(Dataset excerpts)
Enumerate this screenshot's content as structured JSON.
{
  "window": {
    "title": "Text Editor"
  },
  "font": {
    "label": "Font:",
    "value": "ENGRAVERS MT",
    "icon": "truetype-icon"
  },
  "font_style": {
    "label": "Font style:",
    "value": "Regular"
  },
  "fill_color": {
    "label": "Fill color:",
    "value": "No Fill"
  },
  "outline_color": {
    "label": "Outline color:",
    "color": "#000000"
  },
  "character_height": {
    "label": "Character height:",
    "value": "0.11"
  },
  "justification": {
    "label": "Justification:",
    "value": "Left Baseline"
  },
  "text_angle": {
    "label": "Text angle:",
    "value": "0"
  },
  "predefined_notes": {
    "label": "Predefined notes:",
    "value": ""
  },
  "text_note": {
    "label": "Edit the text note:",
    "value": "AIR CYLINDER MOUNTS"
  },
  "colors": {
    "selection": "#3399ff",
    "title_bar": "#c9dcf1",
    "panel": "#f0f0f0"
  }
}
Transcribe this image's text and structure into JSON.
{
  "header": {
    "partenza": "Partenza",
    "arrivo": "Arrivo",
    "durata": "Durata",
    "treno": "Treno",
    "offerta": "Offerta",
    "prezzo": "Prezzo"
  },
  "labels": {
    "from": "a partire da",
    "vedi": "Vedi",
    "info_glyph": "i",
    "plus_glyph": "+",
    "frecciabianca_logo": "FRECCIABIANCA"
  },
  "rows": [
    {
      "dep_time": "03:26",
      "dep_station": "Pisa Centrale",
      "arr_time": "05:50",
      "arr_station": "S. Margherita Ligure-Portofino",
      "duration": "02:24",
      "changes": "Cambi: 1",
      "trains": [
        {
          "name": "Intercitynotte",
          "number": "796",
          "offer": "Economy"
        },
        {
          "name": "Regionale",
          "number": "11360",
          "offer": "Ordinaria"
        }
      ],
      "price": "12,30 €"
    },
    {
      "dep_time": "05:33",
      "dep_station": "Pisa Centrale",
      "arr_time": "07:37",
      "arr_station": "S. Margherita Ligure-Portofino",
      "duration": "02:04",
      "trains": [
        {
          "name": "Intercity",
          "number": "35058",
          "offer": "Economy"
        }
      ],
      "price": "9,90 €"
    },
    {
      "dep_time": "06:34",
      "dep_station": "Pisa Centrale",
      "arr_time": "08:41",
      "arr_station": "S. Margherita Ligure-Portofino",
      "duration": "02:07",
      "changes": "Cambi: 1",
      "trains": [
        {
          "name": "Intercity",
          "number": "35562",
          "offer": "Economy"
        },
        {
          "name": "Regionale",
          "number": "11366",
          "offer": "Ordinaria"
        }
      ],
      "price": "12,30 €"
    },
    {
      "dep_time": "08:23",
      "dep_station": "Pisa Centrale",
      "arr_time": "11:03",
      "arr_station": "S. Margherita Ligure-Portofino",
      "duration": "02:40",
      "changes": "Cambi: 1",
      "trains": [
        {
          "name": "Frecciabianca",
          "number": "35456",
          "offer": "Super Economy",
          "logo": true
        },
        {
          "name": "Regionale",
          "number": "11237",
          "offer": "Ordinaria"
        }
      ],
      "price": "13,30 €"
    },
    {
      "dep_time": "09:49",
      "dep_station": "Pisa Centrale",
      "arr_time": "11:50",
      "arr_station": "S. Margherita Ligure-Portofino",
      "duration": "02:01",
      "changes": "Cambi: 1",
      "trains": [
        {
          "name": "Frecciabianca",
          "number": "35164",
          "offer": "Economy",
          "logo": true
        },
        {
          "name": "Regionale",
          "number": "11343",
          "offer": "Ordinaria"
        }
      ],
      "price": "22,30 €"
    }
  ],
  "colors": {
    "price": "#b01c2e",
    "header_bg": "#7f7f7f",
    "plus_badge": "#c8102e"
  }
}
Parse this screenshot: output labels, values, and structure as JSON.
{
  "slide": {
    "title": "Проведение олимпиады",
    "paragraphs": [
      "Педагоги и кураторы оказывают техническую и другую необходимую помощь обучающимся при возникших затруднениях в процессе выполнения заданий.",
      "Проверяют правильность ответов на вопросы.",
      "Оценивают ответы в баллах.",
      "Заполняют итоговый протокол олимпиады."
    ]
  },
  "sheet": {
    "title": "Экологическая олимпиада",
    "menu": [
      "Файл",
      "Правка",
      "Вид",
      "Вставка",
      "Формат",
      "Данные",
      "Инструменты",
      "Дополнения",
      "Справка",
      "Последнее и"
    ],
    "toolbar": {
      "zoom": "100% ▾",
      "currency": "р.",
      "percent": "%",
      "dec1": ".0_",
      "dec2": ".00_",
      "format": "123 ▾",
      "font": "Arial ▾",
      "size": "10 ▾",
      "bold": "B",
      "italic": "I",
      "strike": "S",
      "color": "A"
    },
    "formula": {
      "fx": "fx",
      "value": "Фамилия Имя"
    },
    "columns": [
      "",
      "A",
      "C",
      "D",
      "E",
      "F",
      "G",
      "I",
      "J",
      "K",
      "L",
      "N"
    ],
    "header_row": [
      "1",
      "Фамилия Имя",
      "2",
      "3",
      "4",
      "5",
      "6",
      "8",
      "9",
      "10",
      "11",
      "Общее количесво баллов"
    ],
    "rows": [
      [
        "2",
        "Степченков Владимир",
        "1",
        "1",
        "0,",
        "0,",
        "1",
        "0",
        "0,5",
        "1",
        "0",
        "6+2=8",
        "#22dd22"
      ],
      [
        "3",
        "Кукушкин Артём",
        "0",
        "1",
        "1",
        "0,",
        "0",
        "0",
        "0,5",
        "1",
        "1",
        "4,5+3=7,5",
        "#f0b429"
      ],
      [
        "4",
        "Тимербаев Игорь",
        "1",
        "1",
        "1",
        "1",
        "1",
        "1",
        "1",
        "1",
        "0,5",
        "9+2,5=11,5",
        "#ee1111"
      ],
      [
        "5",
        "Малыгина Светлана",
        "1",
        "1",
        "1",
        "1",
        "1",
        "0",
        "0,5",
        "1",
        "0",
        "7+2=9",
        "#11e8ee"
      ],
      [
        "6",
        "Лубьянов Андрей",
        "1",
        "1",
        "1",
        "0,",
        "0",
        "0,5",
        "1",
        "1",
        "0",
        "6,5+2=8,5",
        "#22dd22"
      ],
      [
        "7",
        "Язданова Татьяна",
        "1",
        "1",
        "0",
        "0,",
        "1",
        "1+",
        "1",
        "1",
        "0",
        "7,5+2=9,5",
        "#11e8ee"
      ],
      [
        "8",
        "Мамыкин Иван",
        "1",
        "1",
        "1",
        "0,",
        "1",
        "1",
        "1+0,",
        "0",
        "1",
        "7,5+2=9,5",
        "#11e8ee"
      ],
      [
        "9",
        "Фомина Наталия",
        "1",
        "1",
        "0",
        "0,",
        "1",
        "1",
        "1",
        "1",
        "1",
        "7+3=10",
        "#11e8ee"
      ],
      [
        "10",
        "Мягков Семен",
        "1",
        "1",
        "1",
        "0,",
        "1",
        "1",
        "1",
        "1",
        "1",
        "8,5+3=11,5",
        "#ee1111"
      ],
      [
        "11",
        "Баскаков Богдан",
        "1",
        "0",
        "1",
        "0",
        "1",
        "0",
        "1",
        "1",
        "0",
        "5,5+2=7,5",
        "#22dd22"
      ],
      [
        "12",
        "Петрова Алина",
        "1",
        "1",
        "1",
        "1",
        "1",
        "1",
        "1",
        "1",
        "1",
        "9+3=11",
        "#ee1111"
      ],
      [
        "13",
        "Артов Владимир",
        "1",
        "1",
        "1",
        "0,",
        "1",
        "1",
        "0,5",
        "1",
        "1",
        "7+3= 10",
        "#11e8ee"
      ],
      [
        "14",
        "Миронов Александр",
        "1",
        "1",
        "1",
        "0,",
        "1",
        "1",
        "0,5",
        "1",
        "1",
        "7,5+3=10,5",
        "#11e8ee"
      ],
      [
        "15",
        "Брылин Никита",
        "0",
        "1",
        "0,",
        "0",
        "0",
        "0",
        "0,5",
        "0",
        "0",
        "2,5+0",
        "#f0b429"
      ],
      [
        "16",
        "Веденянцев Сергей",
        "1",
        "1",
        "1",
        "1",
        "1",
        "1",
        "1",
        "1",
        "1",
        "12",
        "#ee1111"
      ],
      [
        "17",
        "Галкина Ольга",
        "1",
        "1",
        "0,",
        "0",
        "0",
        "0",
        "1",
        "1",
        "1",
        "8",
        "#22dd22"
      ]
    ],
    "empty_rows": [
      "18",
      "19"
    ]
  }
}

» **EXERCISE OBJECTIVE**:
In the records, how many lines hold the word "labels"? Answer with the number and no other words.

» **ANSWER BOX**:
2